───── Data provided

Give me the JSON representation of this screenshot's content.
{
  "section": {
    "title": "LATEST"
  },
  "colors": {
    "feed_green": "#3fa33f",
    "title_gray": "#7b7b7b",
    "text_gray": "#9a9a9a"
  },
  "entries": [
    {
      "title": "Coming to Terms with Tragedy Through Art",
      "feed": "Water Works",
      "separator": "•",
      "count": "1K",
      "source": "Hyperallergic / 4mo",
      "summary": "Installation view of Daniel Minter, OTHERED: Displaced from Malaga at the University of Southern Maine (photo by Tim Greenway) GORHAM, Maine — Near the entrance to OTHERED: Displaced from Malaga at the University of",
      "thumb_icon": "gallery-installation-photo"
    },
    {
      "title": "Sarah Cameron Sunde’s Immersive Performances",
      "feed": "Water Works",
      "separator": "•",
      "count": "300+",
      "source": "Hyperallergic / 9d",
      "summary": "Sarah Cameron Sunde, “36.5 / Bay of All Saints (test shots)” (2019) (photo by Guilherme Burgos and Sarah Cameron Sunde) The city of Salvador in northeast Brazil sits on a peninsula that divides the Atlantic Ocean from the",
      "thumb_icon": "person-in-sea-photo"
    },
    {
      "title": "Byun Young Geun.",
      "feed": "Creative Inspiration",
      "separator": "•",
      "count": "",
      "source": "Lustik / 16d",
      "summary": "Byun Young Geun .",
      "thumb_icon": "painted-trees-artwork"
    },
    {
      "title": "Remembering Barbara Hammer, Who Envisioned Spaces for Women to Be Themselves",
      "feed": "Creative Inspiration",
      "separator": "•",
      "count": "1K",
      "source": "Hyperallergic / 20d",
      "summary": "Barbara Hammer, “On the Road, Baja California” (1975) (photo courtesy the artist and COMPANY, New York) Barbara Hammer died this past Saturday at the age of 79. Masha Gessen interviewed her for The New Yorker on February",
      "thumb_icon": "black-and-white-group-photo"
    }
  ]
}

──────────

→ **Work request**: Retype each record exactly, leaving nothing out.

→ **Solution to this exercise**:
Give me the JSON representation of this screenshot's content.
{
  "section": {
    "title": "LATEST"
  },
  "colors": {
    "feed_green": "#3fa33f",
    "title_gray": "#7b7b7b",
    "text_gray": "#9a9a9a"
  },
  "entries": [
    {
      "title": "Coming to Terms with Tragedy Through Art",
      "feed": "Water Works",
      "separator": "•",
      "count": "1K",
      "source": "Hyperallergic / 4mo",
      "summary": "Installation view of Daniel Minter, OTHERED: Displaced from Malaga at the University of Southern Maine (photo by Tim Greenway) GORHAM, Maine — Near the entrance to OTHERED: Displaced from Malaga at the University of",
      "thumb_icon": "gallery-installation-photo"
    },
    {
      "title": "Sarah Cameron Sunde’s Immersive Performances",
      "feed": "Water Works",
      "separator": "•",
      "count": "300+",
      "source": "Hyperallergic / 9d",
      "summary": "Sarah Cameron Sunde, “36.5 / Bay of All Saints (test shots)” (2019) (photo by Guilherme Burgos and Sarah Cameron Sunde) The city of Salvador in northeast Brazil sits on a peninsula that divides the Atlantic Ocean from the",
      "thumb_icon": "person-in-sea-photo"
    },
    {
      "title": "Byun Young Geun.",
      "feed": "Creative Inspiration",
      "separator": "•",
      "count": "",
      "source": "Lustik / 16d",
      "summary": "Byun Young Geun .",
      "thumb_icon": "painted-trees-artwork"
    },
    {
      "title": "Remembering Barbara Hammer, Who Envisioned Spaces for Women to Be Themselves",
      "feed": "Creative Inspiration",
      "separator": "•",
      "count": "1K",
      "source": "Hyperallergic / 20d",
      "summary": "Barbara Hammer, “On the Road, Baja California” (1975) (photo courtesy the artist and COMPANY, New York) Barbara Hammer died this past Saturday at the age of 79. Masha Gessen interviewed her for The New Yorker on February",
      "thumb_icon": "black-and-white-group-photo"
    }
  ]
}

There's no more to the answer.